Again, with what confidence does it become us to subscribe to a doctrine attested and confirmed by the blood of so many saints? They, when once they had embraced it, hesitated not boldly and intrepidly, and even with great alacrity, to meet death in its defense. Being transmitted to us with such an earnest, who of us shall not receive it with firm and unshaken conviction? It is therefore no small proof of the authority of Scripture that it was sealed with the blood of so many witnesses, especially when it is considered that in bearing testimony to the faith, they met death not with fanatical enthusiasm (as erring spirits are sometimes wont to do), but with a firm and constant, yet sober godly zeal.
There are other reasons, neither few nor feeble, by which the dignity and majesty of the Scriptures may be not only proved to the pious, but also completely vindicated against the cavils of slanderers.

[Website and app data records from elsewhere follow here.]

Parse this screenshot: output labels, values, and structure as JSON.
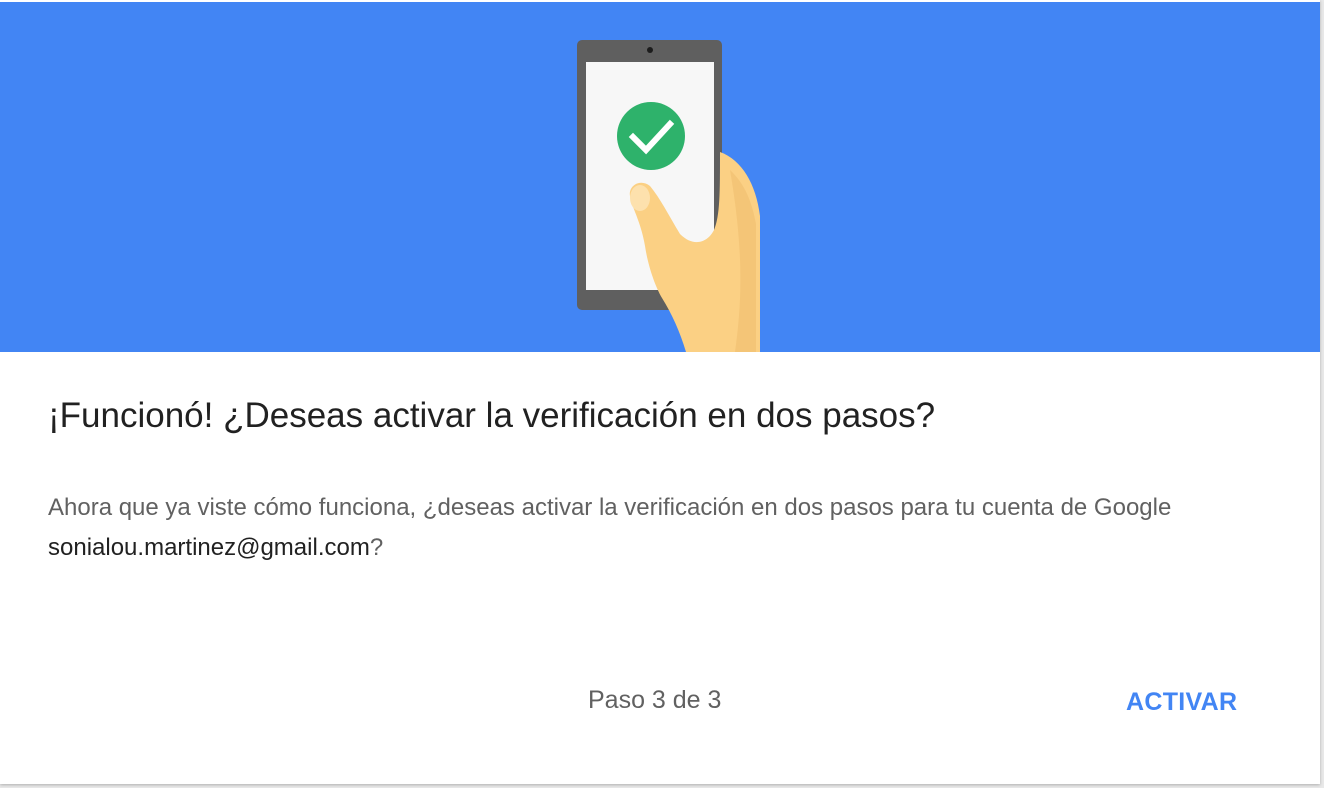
{
  "colors": {
    "hero_background": "#4285f4",
    "accent": "#4285f4",
    "success": "#2eb26b"
  },
  "illustration": {
    "icon": "phone-checkmark-icon"
  },
  "dialog": {
    "title": "¡Funcionó! ¿Deseas activar la verificación en dos pasos?",
    "description_before": "Ahora que ya viste cómo funciona, ¿deseas activar la verificación en dos pasos para tu cuenta de Google ",
    "email": "sonialou.martinez@gmail.com",
    "description_after": "?",
    "step_label": "Paso 3 de 3",
    "activate_label": "ACTIVAR"
  }
}
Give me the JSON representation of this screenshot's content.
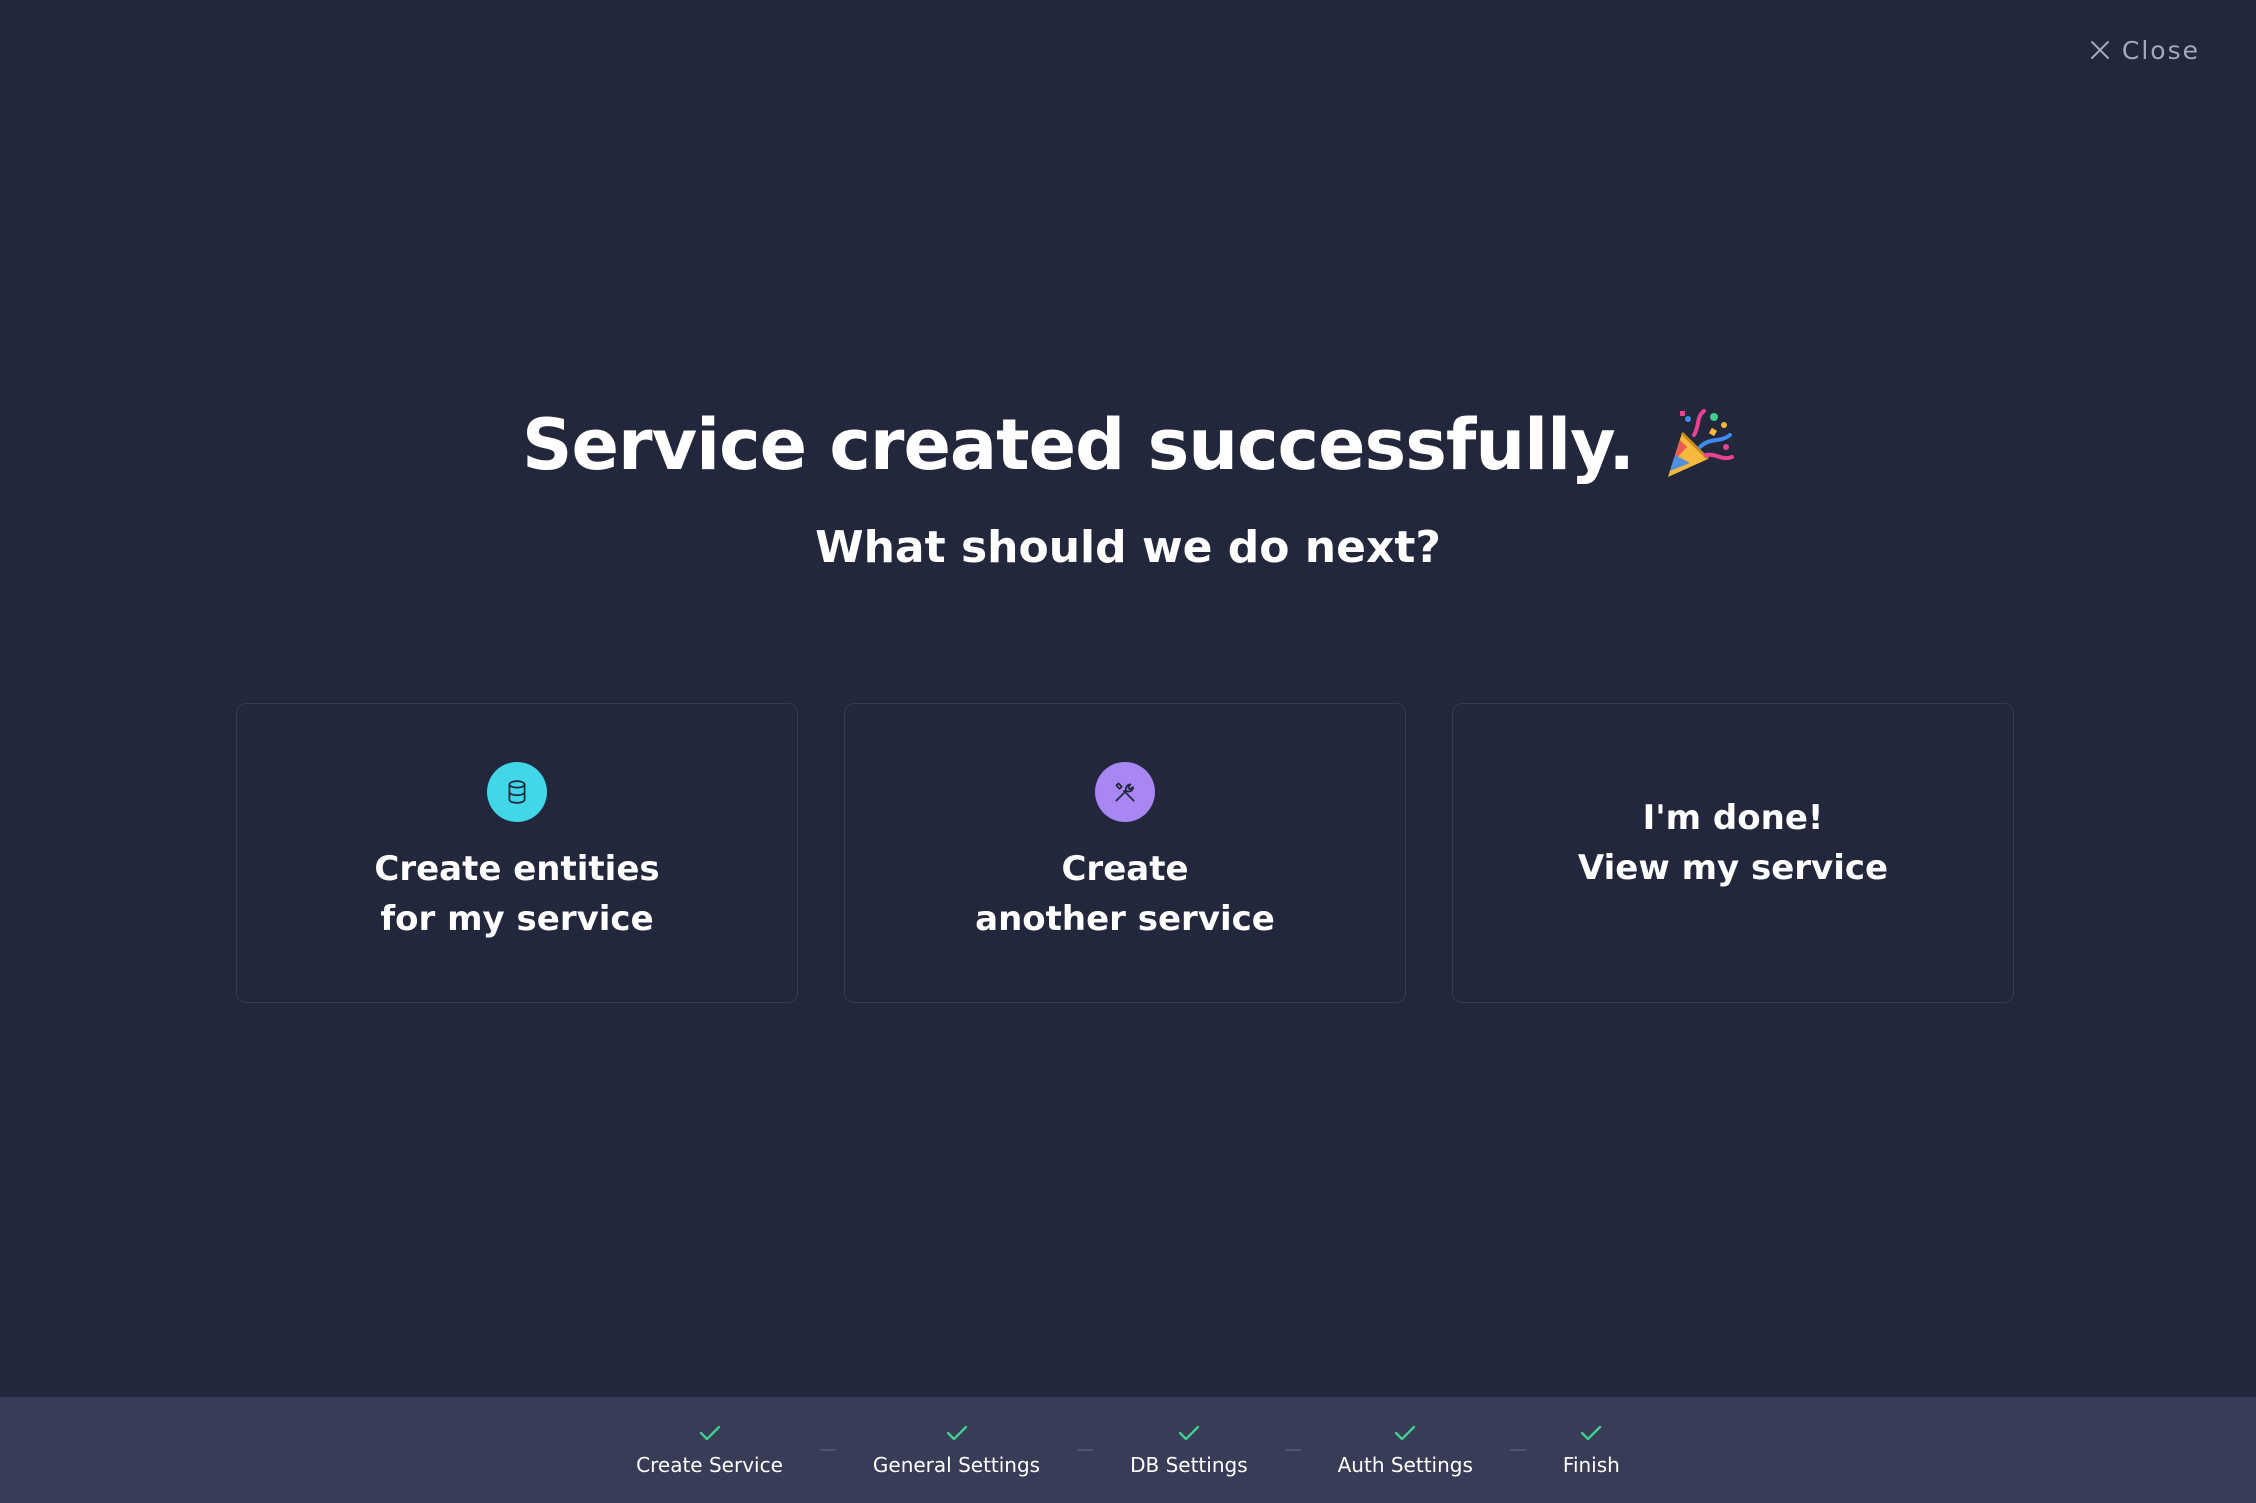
{
  "header": {
    "close_label": "Close",
    "close_icon": "close-icon"
  },
  "main": {
    "title": "Service created successfully.",
    "title_icon": "party-popper-icon",
    "subtitle": "What should we do next?"
  },
  "cards": [
    {
      "icon": "database-icon",
      "icon_color": "#41d6e8",
      "line1": "Create entities",
      "line2": "for my service"
    },
    {
      "icon": "tools-icon",
      "icon_color": "#a887f5",
      "line1": "Create",
      "line2": "another service"
    },
    {
      "line1": "I'm done!",
      "line2": "View my service"
    }
  ],
  "wizard": {
    "check_color": "#3ecf8e",
    "steps": [
      {
        "label": "Create Service",
        "completed": true
      },
      {
        "label": "General Settings",
        "completed": true
      },
      {
        "label": "DB Settings",
        "completed": true
      },
      {
        "label": "Auth Settings",
        "completed": true
      },
      {
        "label": "Finish",
        "completed": true
      }
    ]
  }
}
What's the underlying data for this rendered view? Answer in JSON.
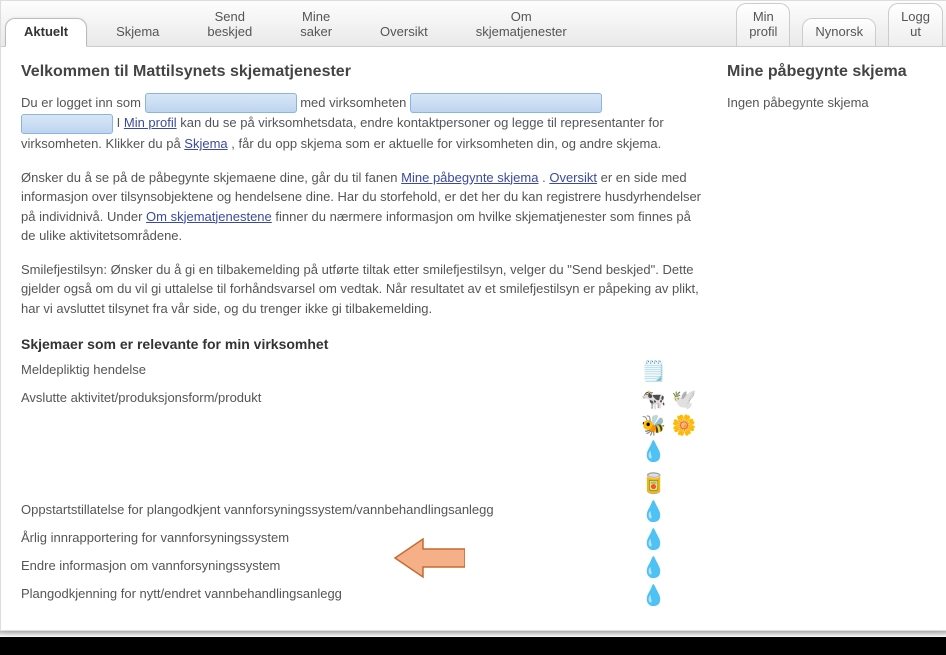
{
  "tabs": [
    {
      "id": "aktuelt",
      "label": "Aktuelt",
      "active": true
    },
    {
      "id": "skjema",
      "label": "Skjema"
    },
    {
      "id": "send-beskjed",
      "label": "Send\nbeskjed"
    },
    {
      "id": "mine-saker",
      "label": "Mine\nsaker"
    },
    {
      "id": "oversikt",
      "label": "Oversikt"
    },
    {
      "id": "om-skjematjenester",
      "label": "Om\nskjematjenester"
    }
  ],
  "tabs_right": [
    {
      "id": "min-profil",
      "label": "Min\nprofil"
    },
    {
      "id": "nynorsk",
      "label": "Nynorsk"
    },
    {
      "id": "logg-ut",
      "label": "Logg\nut"
    }
  ],
  "headings": {
    "main": "Velkommen til Mattilsynets skjematjenester",
    "side": "Mine påbegynte skjema",
    "relevant": "Skjemaer som er relevante for min virksomhet"
  },
  "side": {
    "empty": "Ingen påbegynte skjema"
  },
  "intro": {
    "p1a": "Du er logget inn som ",
    "p1b": " med virksomheten ",
    "p1c": " I ",
    "p1_link_minprofil": "Min profil",
    "p1d": " kan du se på virksomhetsdata, endre kontaktpersoner og legge til representanter for virksomheten. Klikker du på ",
    "p1_link_skjema": "Skjema",
    "p1e": ", får du opp skjema som er aktuelle for virksomheten din, og andre skjema.",
    "p2a": "Ønsker du å se på de påbegynte skjemaene dine, går du til fanen ",
    "p2_link_mine": "Mine påbegynte skjema",
    "p2b": ". ",
    "p2_link_oversikt": "Oversikt",
    "p2c": " er en side med informasjon over tilsynsobjektene og hendelsene dine. Har du storfehold, er det her du kan registrere husdyrhendelser på individnivå. Under ",
    "p2_link_om": "Om skjematjenestene",
    "p2d": " finner du nærmere informasjon om hvilke skjematjenester som finnes på de ulike aktivitetsområdene.",
    "p3": "Smilefjestilsyn: Ønsker du å gi en tilbakemelding på utførte tiltak etter smilefjestilsyn, velger du \"Send beskjed\". Dette gjelder også om du vil gi uttalelse til forhåndsvarsel om vedtak. Når resultatet av et smilefjestilsyn er påpeking av plikt, har vi avsluttet tilsynet fra vår side, og du trenger ikke gi tilbakemelding."
  },
  "forms": [
    {
      "name": "Meldepliktig hendelse",
      "icons": [
        "notepad"
      ]
    },
    {
      "name": "Avslutte aktivitet/produksjonsform/produkt",
      "icons": [
        "cow",
        "bird",
        "bee",
        "flower",
        "drop",
        "jar"
      ]
    },
    {
      "name": "Oppstartstillatelse for plangodkjent vannforsyningssystem/vannbehandlingsanlegg",
      "icons": [
        "drop"
      ]
    },
    {
      "name": "Årlig innrapportering for vannforsyningssystem",
      "icons": [
        "drop"
      ],
      "highlight": true
    },
    {
      "name": "Endre informasjon om vannforsyningssystem",
      "icons": [
        "drop"
      ]
    },
    {
      "name": "Plangodkjenning for nytt/endret vannbehandlingsanlegg",
      "icons": [
        "drop"
      ]
    }
  ],
  "icon_glyphs": {
    "notepad": "🗒️",
    "cow": "🐄",
    "bird": "🕊️",
    "bee": "🐝",
    "flower": "🌼",
    "drop": "💧",
    "jar": "🥫"
  }
}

These, however, cannot of themselves produce a firm faith in Scripture until our heavenly Father manifests his presence in it and thereby secures implicit reverence for it. Only when its certainty is founded on the inward persuasion of the Holy Spirit does Scripture suffice to give a saving knowledge of God. Still, the human testimonies which go to confirm it will not be without effect if they are used in subordination to that chief and highest proof as secondary helps to our weakness. It is foolish, however, to attempt to prove to infidels that Scripture is the Word of God. This it cannot be known to be except by faith.
Questions for Devotion
- To what do we attribute Scripture’s power and effects when it is so simple and basic?
- How does Scripture compare to the writings of the classical philosophers and orators?
- In what ways is Scripture seen as trustworthy or unique, apart from the Spirit?
- Are such proofs good for use against unbelievers, or only for the edification of the saints?
- What more is necessary for full certainty that Scripture is the Word of God?